As the country’s biggest purchaser of electronics, our federal government generates countless tons of highly toxic, electronic waste.
At the beginning of 2011, the Obama administration made an exciting announcement; they were creating a task force to develop a policy that pushes for the responsible and sustainable management of electronic products. CEH gathered thousands of supporters like you to send a message to Obama’s e-waste task force, insisting that their policy should clearly state that “no U.S. government e-waste will be exported to developing countries.”
Last Wednesday, when the U.S. government finally launched their new initiative, we were encouraged to see positive recommendations on how the federal government can use its authorities and leverage their resources to promote better design of new electronic products. Also, the main message from the task force’s recent press release seemed promising – it focused heavily on how their plan will create domestic recycling jobs and improve the economy. However, a closer look at their actual position on e-waste exports reveals that the opposite may be true. Their policy of allowing e-waste exports to developing countries actually promotes the export of jobs that U.S. workers COULD be doing; plus, we are violating a fundamental principle of environmental justice – dumping our toxic waste on the poor communities, who are least equipped to handle it.
The task force report failed to include a clear policy that bans the export of its used equipment (paid for by U.S. taxpayers) to developing nations unless it’s tested and working, and going for reuse. Though it claims to ratify the Basel Convention, an agreement among countries to control imports and exports of hazardous wastes, it doesn’t include the most important amendment that says you can’t export hazardous waste to developing nations. The Feds did say they would use only certified recyclers, but one of the two e-waste recycler certification programs still allows exporting to developing countries. (Only the e-Stewards program bans exports of untested and non-working equipment to developing nations.)
Nearly 2.5 million tons of electronic waste is generated by Americans every year, and only about 20 percent is collected for recycling, according to government estimates.
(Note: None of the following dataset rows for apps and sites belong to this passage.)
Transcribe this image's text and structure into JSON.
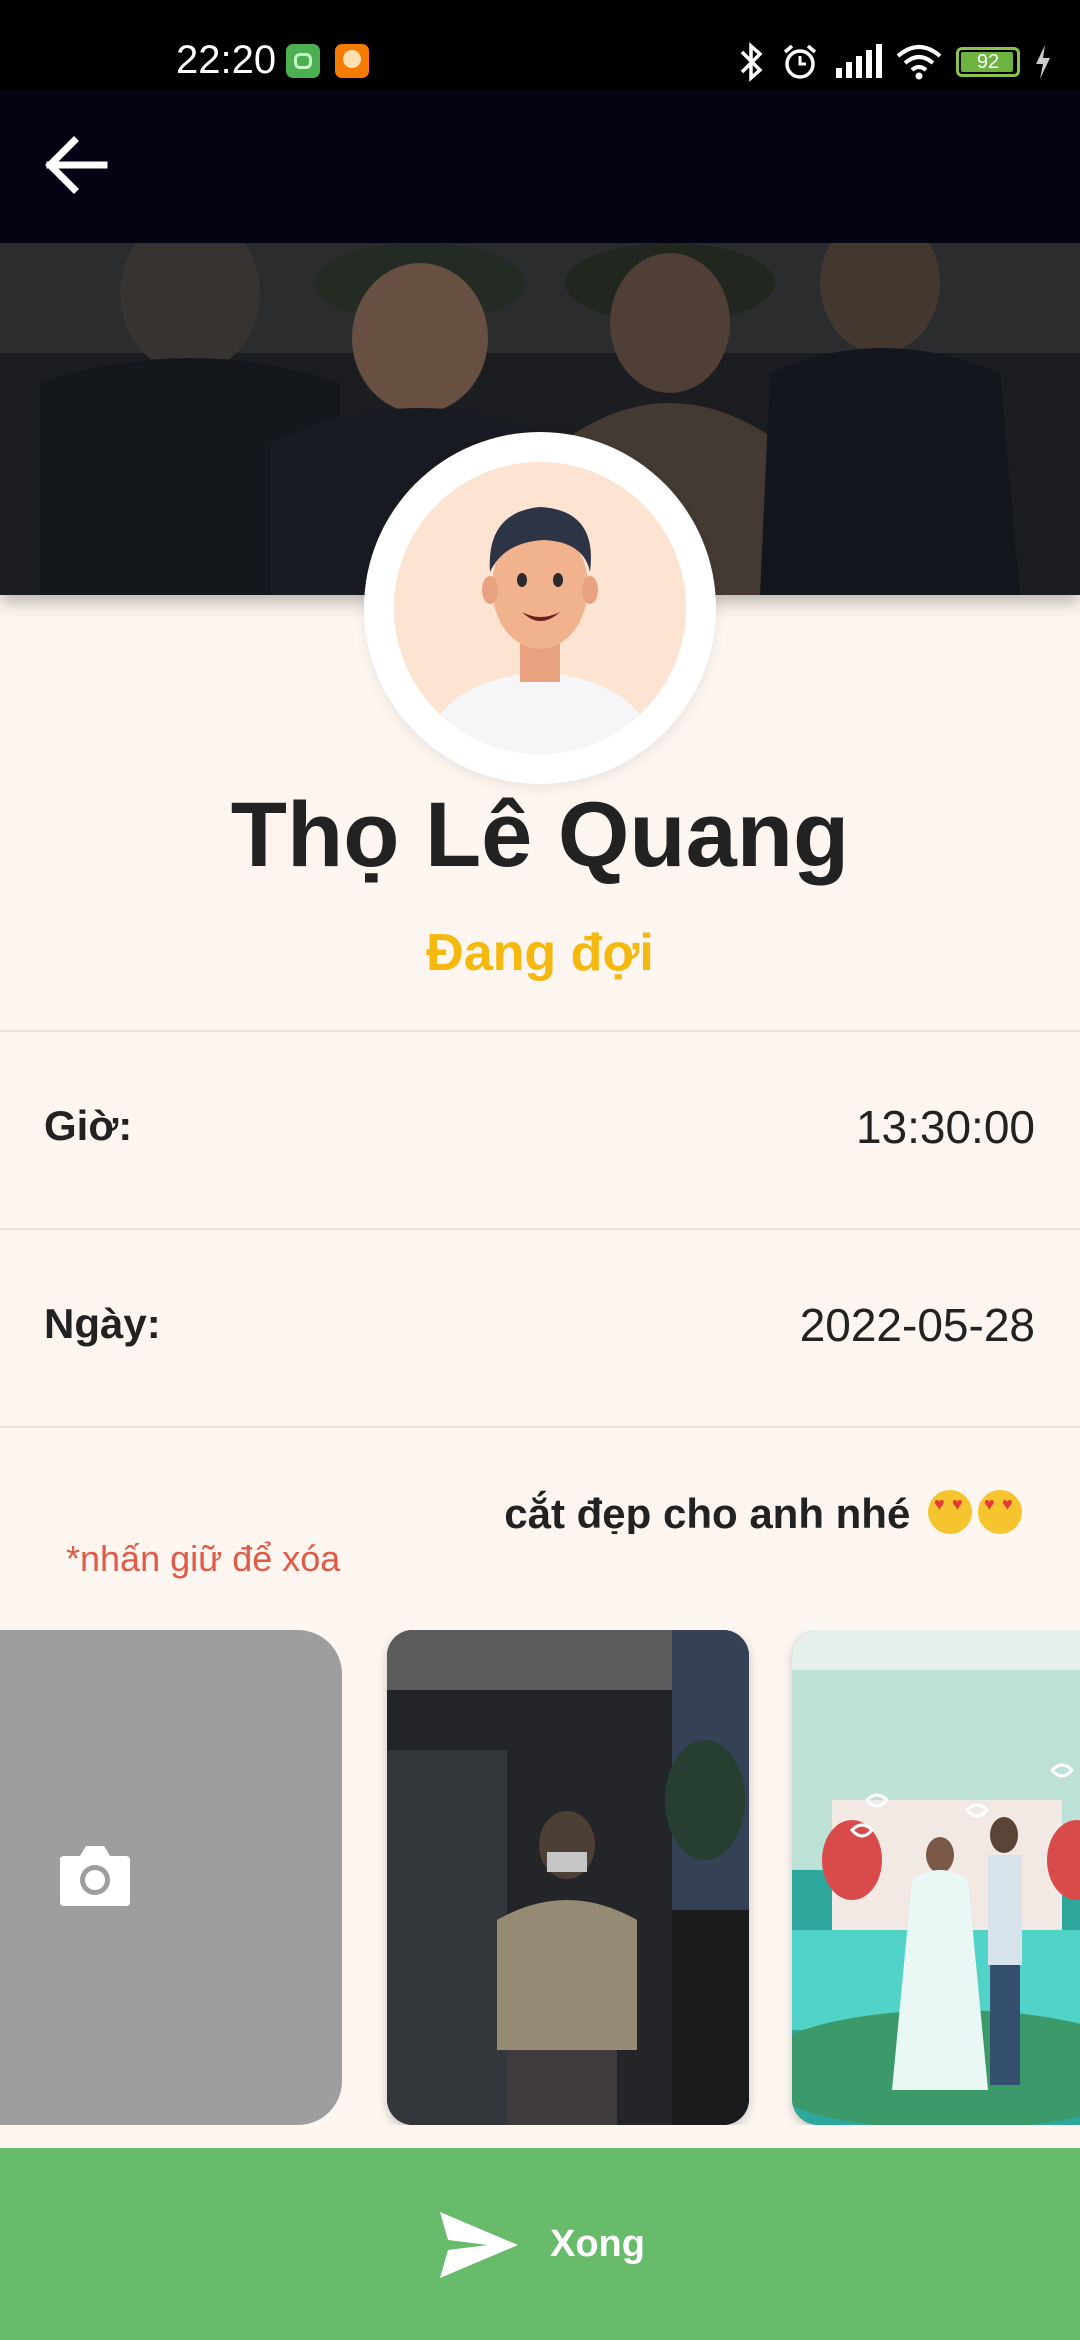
{
  "statusbar": {
    "time": "22:20",
    "battery": "92",
    "app_icons": [
      "green-app-icon",
      "orange-app-icon"
    ],
    "icons": [
      "bluetooth-icon",
      "alarm-icon",
      "signal-icon",
      "wifi-icon",
      "battery-icon",
      "charging-icon"
    ]
  },
  "header": {
    "back_icon": "arrow-left-icon"
  },
  "profile": {
    "name": "Thọ Lê Quang",
    "status": "Đang đợi",
    "status_color": "#f5b80e"
  },
  "details": {
    "time_label": "Giờ:",
    "time_value": "13:30:00",
    "date_label": "Ngày:",
    "date_value": "2022-05-28"
  },
  "note": "cắt đẹp cho anh nhé",
  "hint": "*nhấn giữ để xóa",
  "gallery": {
    "add_icon": "camera-icon",
    "photos": 2
  },
  "action": {
    "done_label": "Xong",
    "icon": "send-icon",
    "color": "#67bb6a"
  }
}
At least half of these TVs, computers, cell phones and other gadgets are shipped off to developing countries where they are dumped in “digital graveyards”. Their toxic insides are purged out into massive waste yards, polluting the land and posing cancer, developmental and health threats to the workers (who are often children) and others who live near these horrifically toxic sites.
The government’s strategy on providing incentives and technical expertise to exporters and developing countries to increase the recycling of used electronics is not effective.
Sending e-waste to so-called “responsible facilities” in developing countries does not solve the problem because it takes more than just building a “high tech” facility to sufficiently manage the processing and ultimate fate of hazardous waste. There are many steps along the chain[SLC1] where environmental contamination or human exposures could occur, [particularly in developing countries that lack the necessary infrastructure?].
We need to keep the pressure on, and voice our strong support of a zero-export e-waste policy again.
[SLC1]I can’t think of the right word but I was wondering what you thought about posting the two page ETBC document about “What’s Wrong with Sending Our E-waste to “High Tech” Facilities in Developing Countries” and including a link from here.
Ali manages the website and coordinates the online communications of CEH. She works with the communications and development staff to create messaging strategies and public education content for CEH’s supporters and online audience. A Bay Area native, Ali attended the University of California, Los Angeles, where she received a B.A. in Sociology and Cultural Studies. This allowed her to live abroad in Argentina, where she studied Latin American history and learned valuable Spanish language skills. Ali is thrilled to be part of an organization that advocates for healthy communities so effectively.